- _Assigned task_:
Show every line in the material below in which the string "this" appears.

- _Record set_:
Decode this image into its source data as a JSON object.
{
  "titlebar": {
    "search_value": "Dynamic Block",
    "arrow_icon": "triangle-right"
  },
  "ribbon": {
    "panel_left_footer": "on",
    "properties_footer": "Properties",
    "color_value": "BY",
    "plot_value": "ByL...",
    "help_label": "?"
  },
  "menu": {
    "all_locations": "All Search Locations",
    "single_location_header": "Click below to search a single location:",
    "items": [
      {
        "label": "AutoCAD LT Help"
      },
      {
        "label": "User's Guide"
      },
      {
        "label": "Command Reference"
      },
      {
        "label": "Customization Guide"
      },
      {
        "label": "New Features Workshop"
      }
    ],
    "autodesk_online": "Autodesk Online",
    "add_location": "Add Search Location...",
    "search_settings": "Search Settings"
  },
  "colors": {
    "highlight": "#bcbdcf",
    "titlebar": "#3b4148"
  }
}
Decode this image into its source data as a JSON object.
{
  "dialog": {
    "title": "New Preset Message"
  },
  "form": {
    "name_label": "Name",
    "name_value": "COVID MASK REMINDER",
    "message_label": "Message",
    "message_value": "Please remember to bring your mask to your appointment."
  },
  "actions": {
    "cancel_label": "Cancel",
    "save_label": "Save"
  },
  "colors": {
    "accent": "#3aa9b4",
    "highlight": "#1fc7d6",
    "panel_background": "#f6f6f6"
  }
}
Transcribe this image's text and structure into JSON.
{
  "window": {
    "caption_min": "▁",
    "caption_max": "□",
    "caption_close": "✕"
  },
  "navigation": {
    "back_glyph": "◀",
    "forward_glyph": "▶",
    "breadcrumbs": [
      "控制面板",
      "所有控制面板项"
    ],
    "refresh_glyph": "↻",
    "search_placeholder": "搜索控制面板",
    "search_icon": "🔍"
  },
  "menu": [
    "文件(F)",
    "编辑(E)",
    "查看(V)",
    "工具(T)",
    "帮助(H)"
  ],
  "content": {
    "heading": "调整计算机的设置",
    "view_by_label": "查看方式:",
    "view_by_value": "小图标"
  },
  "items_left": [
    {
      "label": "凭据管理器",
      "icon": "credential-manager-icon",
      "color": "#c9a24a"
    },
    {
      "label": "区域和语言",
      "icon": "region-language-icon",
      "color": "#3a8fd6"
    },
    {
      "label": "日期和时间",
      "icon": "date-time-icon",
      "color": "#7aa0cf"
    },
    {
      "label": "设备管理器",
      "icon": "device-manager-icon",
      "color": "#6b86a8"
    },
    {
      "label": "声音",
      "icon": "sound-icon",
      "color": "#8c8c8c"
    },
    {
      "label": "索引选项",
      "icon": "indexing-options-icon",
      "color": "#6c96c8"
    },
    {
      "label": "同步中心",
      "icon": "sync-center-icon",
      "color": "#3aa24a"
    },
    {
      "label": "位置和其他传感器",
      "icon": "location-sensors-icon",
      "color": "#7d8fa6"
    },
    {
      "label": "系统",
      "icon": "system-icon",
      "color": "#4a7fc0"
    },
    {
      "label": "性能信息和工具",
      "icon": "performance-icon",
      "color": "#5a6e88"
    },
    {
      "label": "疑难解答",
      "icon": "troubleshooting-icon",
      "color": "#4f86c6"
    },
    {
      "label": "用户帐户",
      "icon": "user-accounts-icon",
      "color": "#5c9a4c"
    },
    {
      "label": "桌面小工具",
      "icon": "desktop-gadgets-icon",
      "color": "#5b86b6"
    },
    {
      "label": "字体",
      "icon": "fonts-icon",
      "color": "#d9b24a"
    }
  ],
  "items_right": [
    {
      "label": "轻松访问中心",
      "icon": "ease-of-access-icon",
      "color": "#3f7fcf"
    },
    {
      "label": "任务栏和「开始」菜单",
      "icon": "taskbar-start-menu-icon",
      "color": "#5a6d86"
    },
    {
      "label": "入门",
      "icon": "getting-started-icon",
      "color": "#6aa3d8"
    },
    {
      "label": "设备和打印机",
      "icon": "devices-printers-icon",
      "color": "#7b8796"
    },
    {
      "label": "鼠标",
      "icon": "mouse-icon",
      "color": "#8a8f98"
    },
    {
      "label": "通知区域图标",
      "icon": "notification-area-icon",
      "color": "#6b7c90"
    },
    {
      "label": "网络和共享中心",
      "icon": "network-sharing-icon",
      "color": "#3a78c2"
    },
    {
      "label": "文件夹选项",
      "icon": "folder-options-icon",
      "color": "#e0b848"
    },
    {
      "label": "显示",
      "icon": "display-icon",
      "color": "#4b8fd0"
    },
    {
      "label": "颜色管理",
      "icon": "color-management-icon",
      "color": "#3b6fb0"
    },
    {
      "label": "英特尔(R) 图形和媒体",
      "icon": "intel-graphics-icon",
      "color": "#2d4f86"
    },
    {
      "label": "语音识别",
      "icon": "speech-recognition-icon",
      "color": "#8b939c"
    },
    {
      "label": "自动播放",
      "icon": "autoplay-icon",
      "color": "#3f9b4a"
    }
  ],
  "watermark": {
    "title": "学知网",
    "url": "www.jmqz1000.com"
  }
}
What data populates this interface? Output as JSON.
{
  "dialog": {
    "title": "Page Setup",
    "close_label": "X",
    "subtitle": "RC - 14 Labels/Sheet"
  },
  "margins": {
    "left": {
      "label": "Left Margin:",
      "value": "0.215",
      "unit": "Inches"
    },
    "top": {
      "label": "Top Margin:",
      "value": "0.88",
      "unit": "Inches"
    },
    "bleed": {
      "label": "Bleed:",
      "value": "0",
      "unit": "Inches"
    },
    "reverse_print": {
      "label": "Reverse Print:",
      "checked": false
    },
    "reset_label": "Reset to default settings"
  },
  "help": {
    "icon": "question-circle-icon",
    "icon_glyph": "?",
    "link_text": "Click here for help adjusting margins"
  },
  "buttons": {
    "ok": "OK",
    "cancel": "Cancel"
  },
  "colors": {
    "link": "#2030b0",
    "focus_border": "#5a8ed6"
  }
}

- _Written answer_:
Decode this image into its source data as a JSON object.
Decode this image into its source data as a JSON object.
Transcribe this image's text and structure into JSON.
What data populates this interface? Output as JSON.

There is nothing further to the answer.